Acknowledging that during the initial phases of a major transformation programme, the critical aspects of renewal and reform may not always be discernible for the end user, she asserts that it is vital to regularly reinforce the shared vision; the overall value proposition.
“There will be many challenges along the way, but ultimately, we must keep our eyes on the prize; a single standard system, scalable and adaptable, bringing greater data insights in a strong financial control environment enabling the modernisation of financial reporting. However, when a user is struggling with a big change in process on day one, week one, or month one, it is important that we are prepared and have the structures in place to support, listen and evolve while still maintaining the overall focus on the strategic vison,” Kelly emphasises.
“We must deliver that message in a meaningful way. I tend to think of it in terms such that we are employees but also shareholders as taxpayers, and the benefits make absolute sense for both,” the head of FSS says, adding: “There are other benefits too for the user because many departments and offices have very manual processes. At scale, the automation of many of those processes, and the ultimate streamlining will bring efficiencies for the users. It will also free up finance staff within the departments to work on core financial management and other value add activities rather than focusing on the transactional sphere.”

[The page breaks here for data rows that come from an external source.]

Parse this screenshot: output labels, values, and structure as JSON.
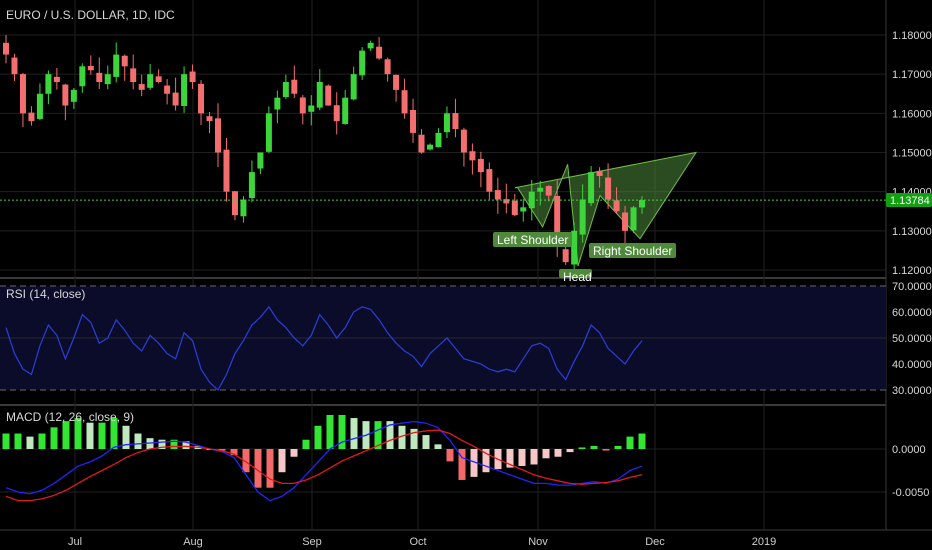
{
  "header": {
    "symbol_title": "EURO / U.S. DOLLAR, 1D, IDC"
  },
  "panes": {
    "rsi_title": "RSI (14, close)",
    "macd_title": "MACD (12, 26, close, 9)"
  },
  "price_axis": {
    "ticks": [
      1.18,
      1.17,
      1.16,
      1.15,
      1.14,
      1.13,
      1.12
    ],
    "tick_labels": [
      "1.18000",
      "1.17000",
      "1.16000",
      "1.15000",
      "1.14000",
      "1.13000",
      "1.12000"
    ],
    "last_price": 1.13784,
    "last_price_label": "1.13784"
  },
  "rsi_axis": {
    "ticks": [
      70,
      60,
      50,
      40,
      30
    ],
    "tick_labels": [
      "70.0000",
      "60.0000",
      "50.0000",
      "40.0000",
      "30.0000"
    ]
  },
  "macd_axis": {
    "ticks": [
      0,
      -0.005
    ],
    "tick_labels": [
      "0.0000",
      "-0.0050"
    ]
  },
  "time_axis": {
    "labels": [
      "Jul",
      "Aug",
      "Sep",
      "Oct",
      "Nov",
      "Dec",
      "2019"
    ]
  },
  "annotations": {
    "left_shoulder": "Left Shoulder",
    "head": "Head",
    "right_shoulder": "Right Shoulder"
  },
  "colors": {
    "up": "#3cd63c",
    "down": "#f36e6e",
    "rsi_line": "#2b3ccc",
    "macd_line": "#2323ff",
    "signal_line": "#e01b1b",
    "hist_up_strong": "#33e633",
    "hist_up_weak": "#bfe8bf",
    "hist_down_strong": "#f46a6a",
    "hist_down_weak": "#f7c7c7",
    "pattern_fill": "#4f8a3a",
    "last_price_tag": "#11a011"
  },
  "chart_data": [
    {
      "type": "candlestick",
      "title": "EURO / U.S. DOLLAR, 1D, IDC",
      "x_labels": [
        "Jul",
        "Aug",
        "Sep",
        "Oct",
        "Nov",
        "Dec",
        "2019"
      ],
      "y_range": [
        1.117,
        1.182
      ],
      "description_points": {
        "close_path": [
          1.175,
          1.17,
          1.16,
          1.158,
          1.165,
          1.17,
          1.168,
          1.162,
          1.166,
          1.172,
          1.171,
          1.168,
          1.17,
          1.175,
          1.172,
          1.168,
          1.166,
          1.17,
          1.168,
          1.165,
          1.162,
          1.17,
          1.168,
          1.16,
          1.158,
          1.15,
          1.14,
          1.134,
          1.138,
          1.145,
          1.15,
          1.16,
          1.164,
          1.168,
          1.165,
          1.16,
          1.162,
          1.168,
          1.162,
          1.158,
          1.164,
          1.17,
          1.176,
          1.178,
          1.174,
          1.17,
          1.166,
          1.16,
          1.155,
          1.15,
          1.152,
          1.155,
          1.16,
          1.156,
          1.15,
          1.148,
          1.145,
          1.14,
          1.138,
          1.137,
          1.134,
          1.136,
          1.14,
          1.141,
          1.139,
          1.126,
          1.122,
          1.13,
          1.138,
          1.145,
          1.144,
          1.138,
          1.135,
          1.13,
          1.136,
          1.13784
        ],
        "last_price": 1.13784
      }
    },
    {
      "type": "line",
      "title": "RSI (14, close)",
      "ylim": [
        30,
        70
      ],
      "guide_levels": [
        70,
        50,
        30
      ],
      "series": [
        {
          "name": "RSI (14, close)",
          "values": [
            54,
            44,
            38,
            36,
            47,
            55,
            51,
            42,
            50,
            59,
            56,
            48,
            50,
            57,
            53,
            48,
            45,
            51,
            48,
            44,
            42,
            52,
            49,
            38,
            33,
            30,
            36,
            44,
            49,
            55,
            58,
            62,
            57,
            54,
            50,
            47,
            51,
            59,
            55,
            50,
            54,
            60,
            62,
            61,
            57,
            52,
            48,
            45,
            43,
            39,
            44,
            47,
            50,
            46,
            42,
            41,
            40,
            38,
            37,
            38,
            37,
            42,
            47,
            48,
            46,
            38,
            34,
            41,
            47,
            55,
            52,
            46,
            43,
            40,
            45,
            49
          ]
        }
      ]
    },
    {
      "type": "line+bar",
      "title": "MACD (12, 26, close, 9)",
      "ylim": [
        -0.007,
        0.004
      ],
      "series": [
        {
          "name": "MACD",
          "values": [
            -0.0045,
            -0.005,
            -0.0052,
            -0.0048,
            -0.004,
            -0.003,
            -0.002,
            -0.0015,
            -0.0008,
            0.0002,
            0.0005,
            0.0006,
            0.0007,
            0.0008,
            0.0009,
            0.0008,
            0.0004,
            0.0,
            -0.0003,
            -0.001,
            -0.003,
            -0.005,
            -0.006,
            -0.0055,
            -0.0045,
            -0.003,
            -0.0015,
            0.0,
            0.0008,
            0.0012,
            0.0016,
            0.0022,
            0.0028,
            0.003,
            0.0032,
            0.003,
            0.0025,
            0.001,
            -0.001,
            -0.0015,
            -0.002,
            -0.0025,
            -0.003,
            -0.0035,
            -0.004,
            -0.004,
            -0.0042,
            -0.0042,
            -0.004,
            -0.0038,
            -0.004,
            -0.0035,
            -0.0025,
            -0.002
          ]
        },
        {
          "name": "Signal",
          "values": [
            -0.0055,
            -0.006,
            -0.006,
            -0.0058,
            -0.0054,
            -0.0048,
            -0.004,
            -0.0032,
            -0.0025,
            -0.0018,
            -0.001,
            -0.0004,
            0.0,
            0.0002,
            0.0003,
            0.0003,
            0.0002,
            0.0,
            -0.0002,
            -0.0006,
            -0.0015,
            -0.0025,
            -0.0035,
            -0.004,
            -0.004,
            -0.0036,
            -0.003,
            -0.0022,
            -0.0014,
            -0.0008,
            -0.0002,
            0.0004,
            0.001,
            0.0015,
            0.0019,
            0.0021,
            0.0022,
            0.0018,
            0.001,
            0.0003,
            -0.0005,
            -0.0012,
            -0.0018,
            -0.0024,
            -0.003,
            -0.0034,
            -0.0037,
            -0.004,
            -0.0041,
            -0.004,
            -0.0039,
            -0.0037,
            -0.0033,
            -0.003
          ]
        }
      ]
    }
  ]
}
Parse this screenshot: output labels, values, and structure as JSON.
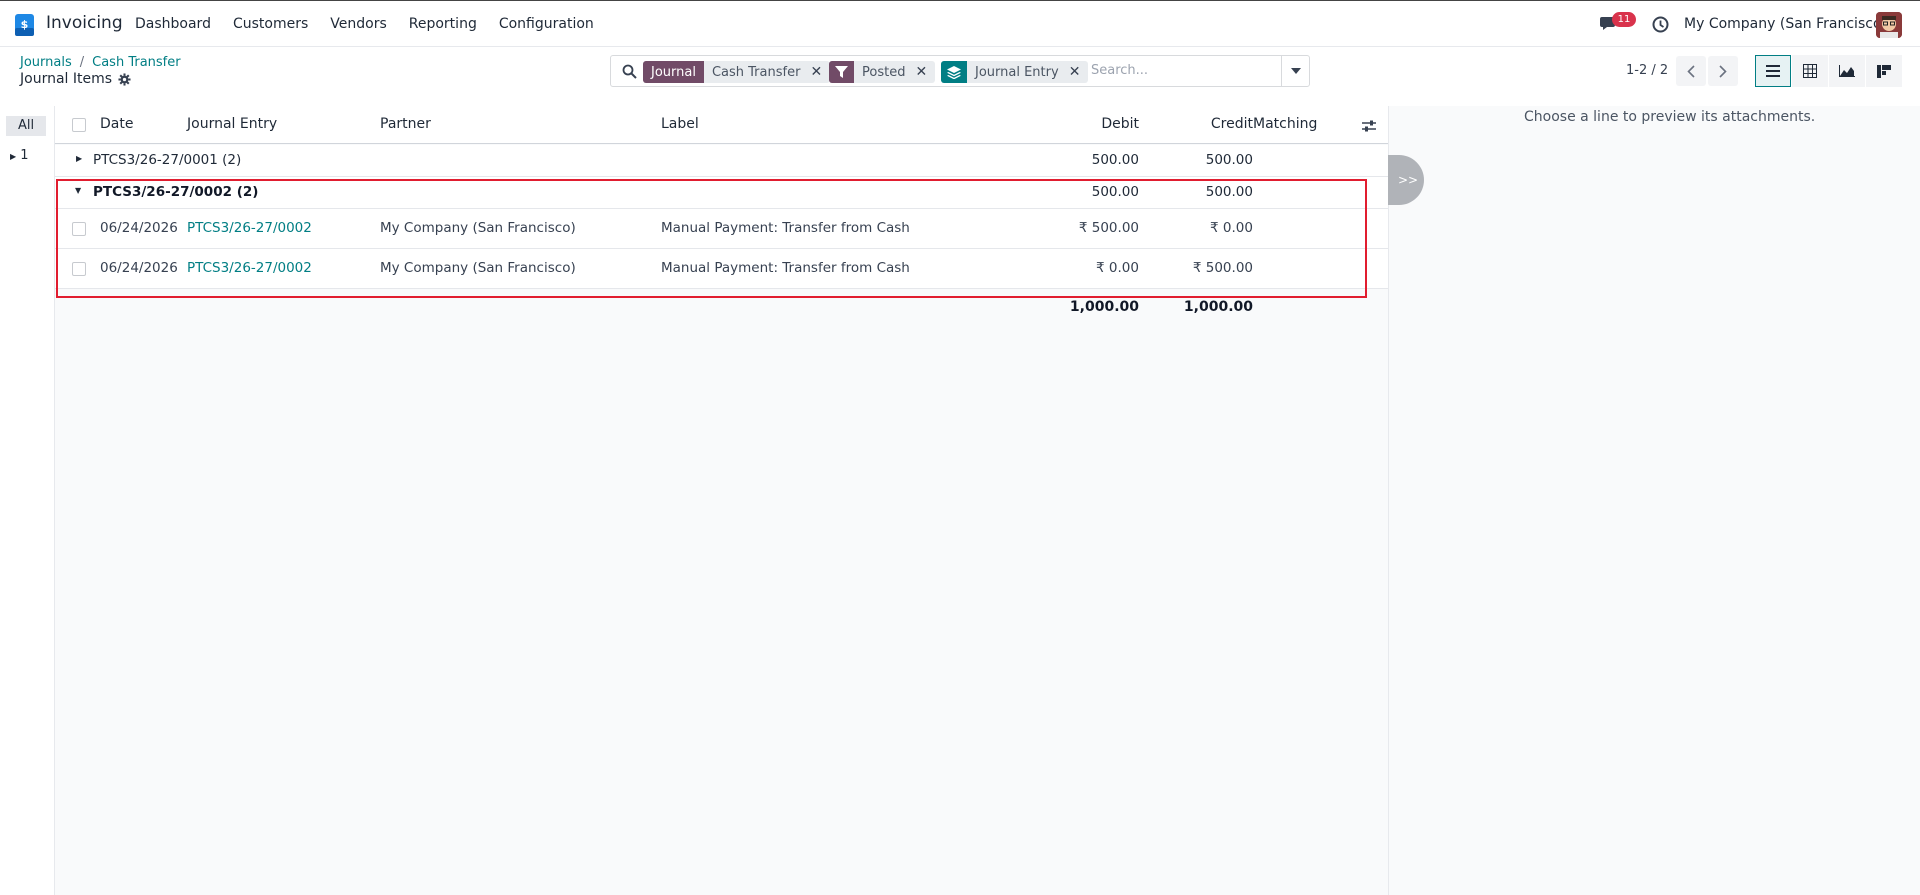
{
  "app": {
    "name": "Invoicing"
  },
  "menu": [
    "Dashboard",
    "Customers",
    "Vendors",
    "Reporting",
    "Configuration"
  ],
  "topbar": {
    "messages_count": "11",
    "company": "My Company (San Francisco)"
  },
  "breadcrumb": {
    "parent": "Journals",
    "separator": "/",
    "current": "Cash Transfer"
  },
  "page_title": "Journal Items",
  "search": {
    "facets": [
      {
        "tag": "Journal",
        "value": "Cash Transfer",
        "color": "#714B67"
      },
      {
        "icon": "filter-icon",
        "value": "Posted",
        "color": "#714B67"
      },
      {
        "icon": "layers-icon",
        "value": "Journal Entry",
        "color": "#017e84"
      }
    ],
    "placeholder": "Search..."
  },
  "pager": {
    "text": "1-2 / 2"
  },
  "side_panel": {
    "all_label": "All",
    "group_label": "1"
  },
  "columns": {
    "date": "Date",
    "journal_entry": "Journal Entry",
    "partner": "Partner",
    "label": "Label",
    "debit": "Debit",
    "credit": "Credit",
    "matching": "Matching"
  },
  "groups": [
    {
      "name": "PTCS3/26-27/0001 (2)",
      "debit": "500.00",
      "credit": "500.00",
      "expanded": false
    },
    {
      "name": "PTCS3/26-27/0002 (2)",
      "debit": "500.00",
      "credit": "500.00",
      "expanded": true
    }
  ],
  "rows": [
    {
      "date": "06/24/2026",
      "journal_entry": "PTCS3/26-27/0002",
      "partner": "My Company (San Francisco)",
      "label": "Manual Payment: Transfer from Cash",
      "debit": "₹ 500.00",
      "credit": "₹ 0.00"
    },
    {
      "date": "06/24/2026",
      "journal_entry": "PTCS3/26-27/0002",
      "partner": "My Company (San Francisco)",
      "label": "Manual Payment: Transfer from Cash",
      "debit": "₹ 0.00",
      "credit": "₹ 500.00"
    }
  ],
  "totals": {
    "debit": "1,000.00",
    "credit": "1,000.00"
  },
  "preview": {
    "collapse_label": ">>",
    "hint": "Choose a line to preview its attachments."
  },
  "colors": {
    "accent": "#017e84",
    "highlight": "#e11d2f",
    "brand": "#714B67"
  }
}
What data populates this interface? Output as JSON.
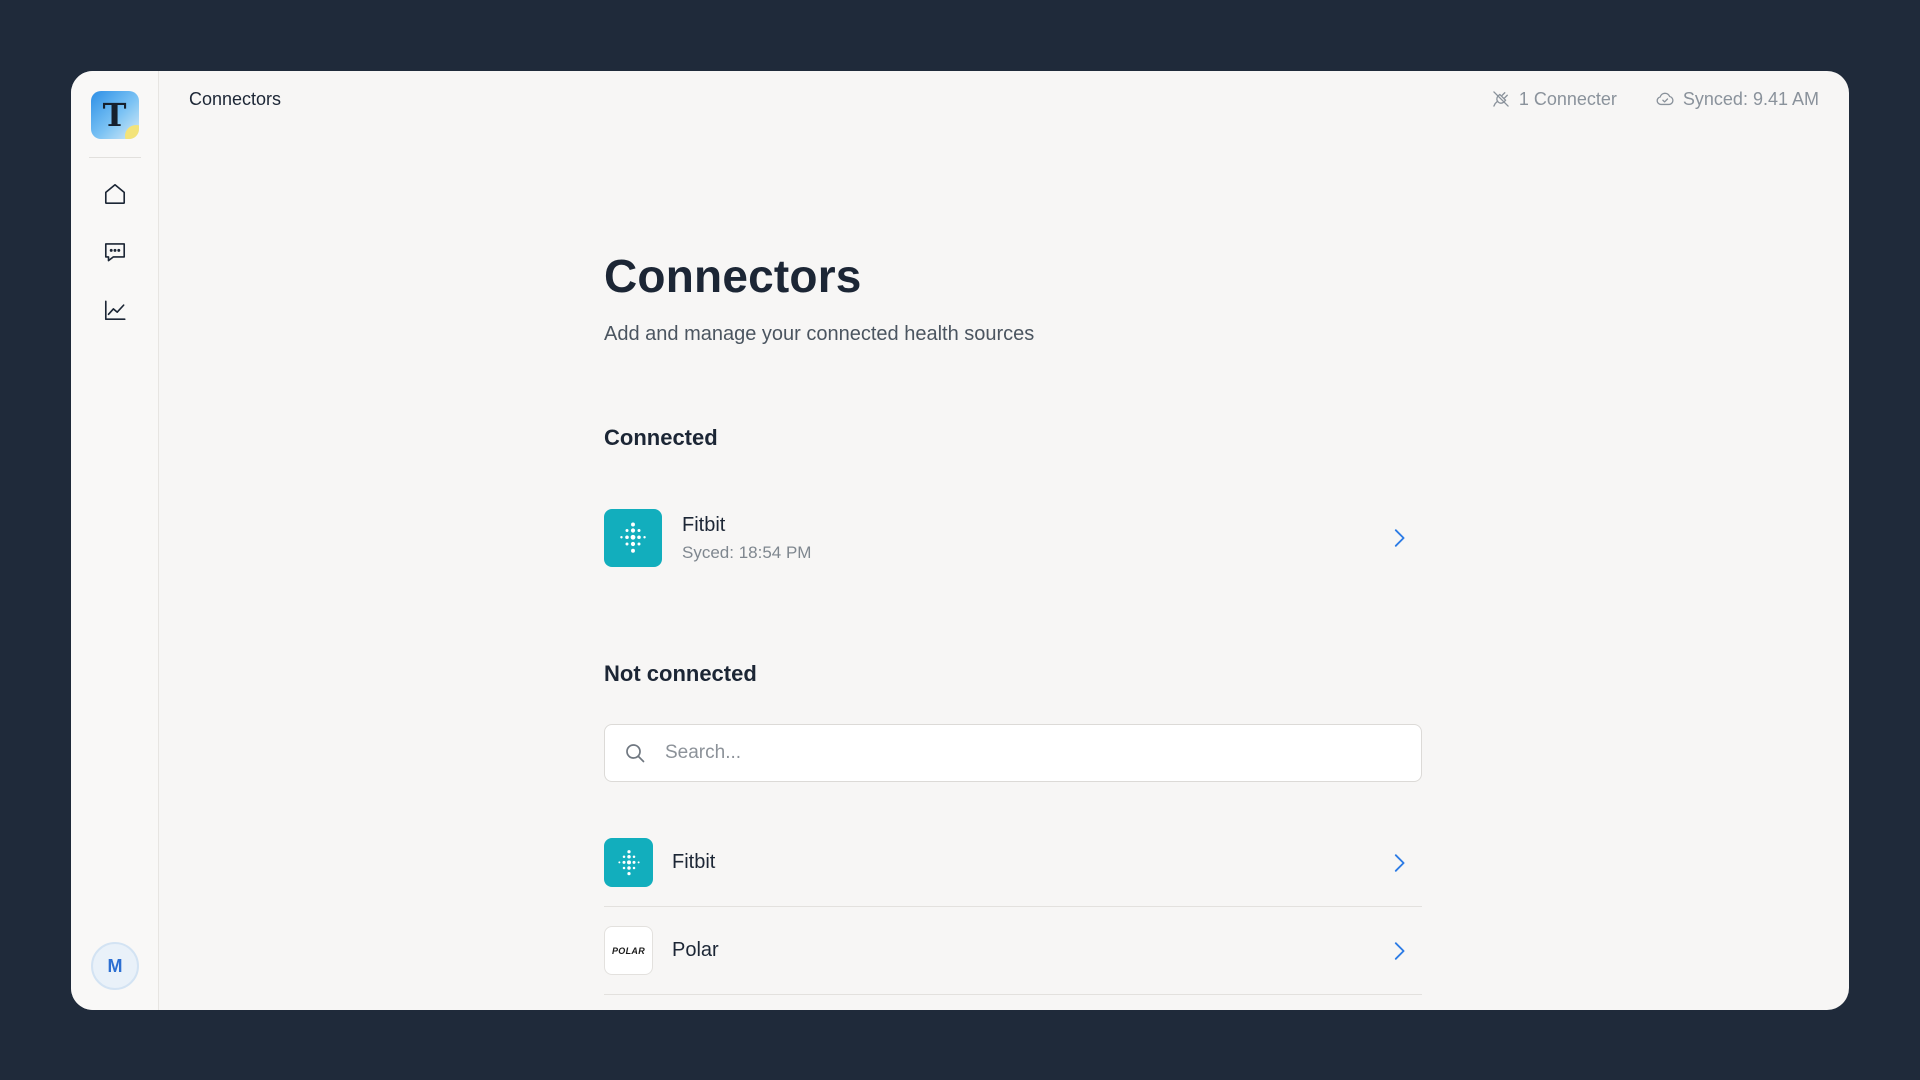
{
  "app": {
    "logo_letter": "T",
    "avatar_initial": "M"
  },
  "sidebar": {
    "items": [
      {
        "name": "home",
        "icon": "home-icon"
      },
      {
        "name": "messages",
        "icon": "chat-icon"
      },
      {
        "name": "analytics",
        "icon": "line-chart-icon"
      }
    ]
  },
  "topbar": {
    "title": "Connectors",
    "connecter_count": "1 Connecter",
    "synced": "Synced: 9.41 AM"
  },
  "page": {
    "title": "Connectors",
    "subtitle": "Add and manage your connected health sources"
  },
  "connected": {
    "heading": "Connected",
    "items": [
      {
        "name": "Fitbit",
        "status": "Syced: 18:54 PM",
        "icon": "fitbit-icon"
      }
    ]
  },
  "not_connected": {
    "heading": "Not connected",
    "search_placeholder": "Search...",
    "items": [
      {
        "name": "Fitbit",
        "icon": "fitbit-icon"
      },
      {
        "name": "Polar",
        "icon": "polar-icon",
        "logo_text": "POLAR"
      }
    ]
  },
  "colors": {
    "background": "#1f2a3a",
    "window": "#f7f6f5",
    "accent": "#2c7be5",
    "fitbit": "#12aebd"
  }
}
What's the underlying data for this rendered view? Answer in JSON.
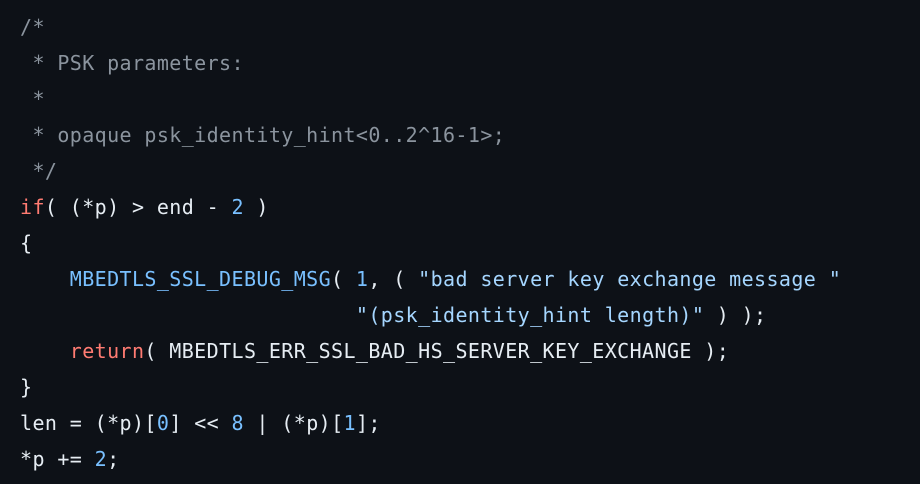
{
  "theme": {
    "background": "#0d1117",
    "text": "#e6edf3",
    "comment": "#8b949e",
    "keyword": "#ff7b72",
    "function": "#79c0ff",
    "number": "#79c0ff",
    "string": "#a5d6ff"
  },
  "code": {
    "lines": [
      [
        {
          "t": "comment",
          "s": "/*"
        }
      ],
      [
        {
          "t": "comment",
          "s": " * PSK parameters:"
        }
      ],
      [
        {
          "t": "comment",
          "s": " *"
        }
      ],
      [
        {
          "t": "comment",
          "s": " * opaque psk_identity_hint<0..2^16-1>;"
        }
      ],
      [
        {
          "t": "comment",
          "s": " */"
        }
      ],
      [
        {
          "t": "keyword",
          "s": "if"
        },
        {
          "t": "plain",
          "s": "( (*p) > end - "
        },
        {
          "t": "num",
          "s": "2"
        },
        {
          "t": "plain",
          "s": " )"
        }
      ],
      [
        {
          "t": "plain",
          "s": "{"
        }
      ],
      [
        {
          "t": "plain",
          "s": "    "
        },
        {
          "t": "func",
          "s": "MBEDTLS_SSL_DEBUG_MSG"
        },
        {
          "t": "plain",
          "s": "( "
        },
        {
          "t": "num",
          "s": "1"
        },
        {
          "t": "plain",
          "s": ", ( "
        },
        {
          "t": "string",
          "s": "\"bad server key exchange message \""
        }
      ],
      [
        {
          "t": "plain",
          "s": "                           "
        },
        {
          "t": "string",
          "s": "\"(psk_identity_hint length)\""
        },
        {
          "t": "plain",
          "s": " ) );"
        }
      ],
      [
        {
          "t": "plain",
          "s": "    "
        },
        {
          "t": "keyword",
          "s": "return"
        },
        {
          "t": "plain",
          "s": "( MBEDTLS_ERR_SSL_BAD_HS_SERVER_KEY_EXCHANGE );"
        }
      ],
      [
        {
          "t": "plain",
          "s": "}"
        }
      ],
      [
        {
          "t": "plain",
          "s": "len = (*p)["
        },
        {
          "t": "num",
          "s": "0"
        },
        {
          "t": "plain",
          "s": "] << "
        },
        {
          "t": "num",
          "s": "8"
        },
        {
          "t": "plain",
          "s": " | (*p)["
        },
        {
          "t": "num",
          "s": "1"
        },
        {
          "t": "plain",
          "s": "];"
        }
      ],
      [
        {
          "t": "plain",
          "s": "*p += "
        },
        {
          "t": "num",
          "s": "2"
        },
        {
          "t": "plain",
          "s": ";"
        }
      ]
    ]
  }
}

Successful implementation of a transformation programme necessitates transformational leadership. “With the transition of up to 50 client departments and public sector bodies into one integrated financial management system, collaboration and effective stakeholder management are critical to the success of FSS. Transformation programmes by nature are disruptive therefore it is important to anticipate, prepare for and embrace all elements.
“Simultaneously, what makes this programme complex is the diversity and autonomy of its stakeholders. It is essential, therefore, to design and build for the many, not the few, or the one. It means putting people at the centre as we roll out each wave. That requires collaboration and care, and it is important that we empower the departments in each wave to really invest in the co-creation of the change management plans. In this context, transformational leadership is critical to the success of the FMSS programme.”
Following the implementation of wave one, FSS engaged with all stakeholders, gathering feedback, and seeking to enhance client experience in the forthcoming waves. Now, looking to the next phase of the FMSS journey, Kelly remains stakeholder experience orientated.
“My ambition is that we make the transition experience as smooth as possible for all stakeholders. We want to secure the buy in of all client departments, developing a collaborative way of working,” she says, concluding: “If we can do this, we will be prepared to address the many challenges which will inevitably emerge. Ultimately, we will transition our client departments into a fully integrated finance system, design best in class processes and controls, and provide the assurance required by all accounting officers. In the meantime, the support we have received from the leadership across the civil service will sustain us on that journey.”
Profile: Bernie Kelly
Bernie Kelly is head of Finance Shared Services at the National Shared Services Office. She has 20 years’ experience in senior leadership roles across several global multinationals including Cambridge Diagnostics, Nortel Networks, and Avaya.
As a CIMA Accountant, Kelly has previously served on the CIMA Council of Ireland and as Chair of the Western Area Branch. She is an experienced senior leader in operations, shared services, and finance, including shared services in EMEA finance services, global order to cash operations, global forecasting and outlook management, cross functional transformational projects, statutory control accounting, financial planning, and analysis, as well as treasury management, and management accounting.